Umpire Marais Erasmus speaking to Test Match Special: "This is unfortunate, the game is nicely poised. If we don't get back, we'll have 98 overs tomorrow, starting half-an-hour earlier [23:00 BST]."
Umpires are going to have an official inspection soon, we hear. Fingers crossed, we might see LIVE ACTION today. ... okay, not trying to confuse you here but the drizzle seems to have come back and the hessian cover is going back on. We'll keep you updated although I must say that restart looks like a distant possibility...
16:35 Local Time, 04:35 GMT, 10:05 IST: There is a slight drizzle in the air. If there is no more play today, day 5 might start 30 minutes early tomorrow. There are no flood lights at the Hagley Oval and that won't help the chances of restart.
Root is having a chat with the umpires regarding light. Both the openers are coming off. Bad light has stopped play. This doesn't look good for the Test match. Umpires are still in the middle and strangely covers are coming on the field now. Hopefully, we will get more play today but to be honest I don't see light getting any better than what it is right now.
Joe Root, right-arm off break, comes into the attack
Jack Leach [1.0-0-3-0] is back into the attack
A slip, leg slip and a forward short leg in place
Dark clouds have covered the Hagley Oval, light doesn't look great. Can well be the reason why Leach's been summoned back into the attack. I predict the umpires will have a look at the light meter very soon.
Cannot keep the Barmy Army quiet, can you? They are at their unbeatable best once again. They are going vocal about Broady at the moment"He is Big, He is BadHe is better than his DadStuart Broad, Stuart Broad "
Stuart Broad [4.0-1-11-0] is back into the attack
Back live for the final session. Can England get some momentum with the ball or will New Zealand's progress continue? We'll find out. Jimmy to start after Tea
15:10 Local Time: Leach wanted to bowl one more but the umpires say that it is Tea. Good little passage for the Kiwis as the openers have seen through the initial spells of Anderson and Broad. There's been plenty of movement and Leach got it to turn in the one over he bowled. However, nothing alarming yet and if you can apply yourself, runs can be made on this pitch. Still a mountain to climb though for NZ. England hold the aces at the moment, despite their surprisingly inept approach earlier in the day and with still over 350 in the bank, they are favorites to level the series. It would need a strong final session for the hosts to break this game open heading into the final day. Can they do it? Back in 15 to find out.
Jack Leach, left-arm orthodox, comes into the attack

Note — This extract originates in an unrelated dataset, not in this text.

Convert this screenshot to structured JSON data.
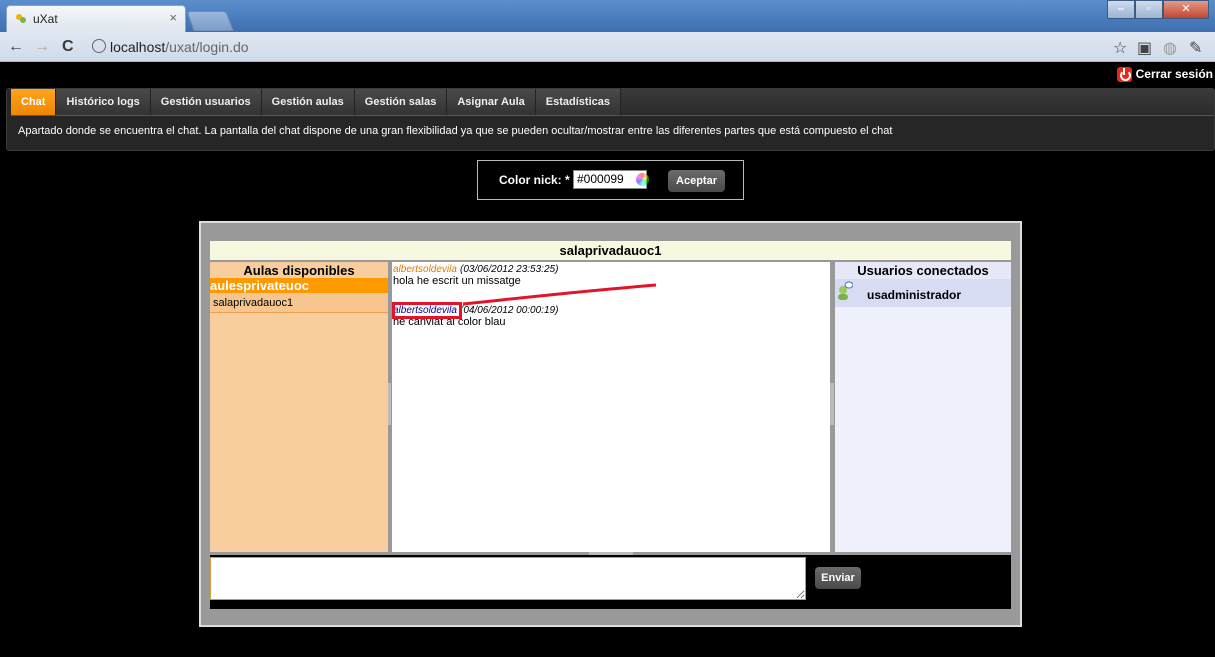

Time for spin as the debutant gets ready to roll his arm over. He might get to bowl a couple before Tea. Interesting to see if he gets some turn
Mark Wood, right-arm fast medium, comes into the attack
Erasmus has a word with Broad, presumably about running on the danger area of the surface. Not an official caution as such but he did have a bit to say. Broady decides to switch to round the wicket
The physio comes out to have a look. Raval is a tough lad and seems better than what it seemed initially. Ready to resume
Stuart Broad, right-arm fast medium, comes into the attack
Latham and Jeet Raval are at the crease. Latham is on strike. Anderson will open the attack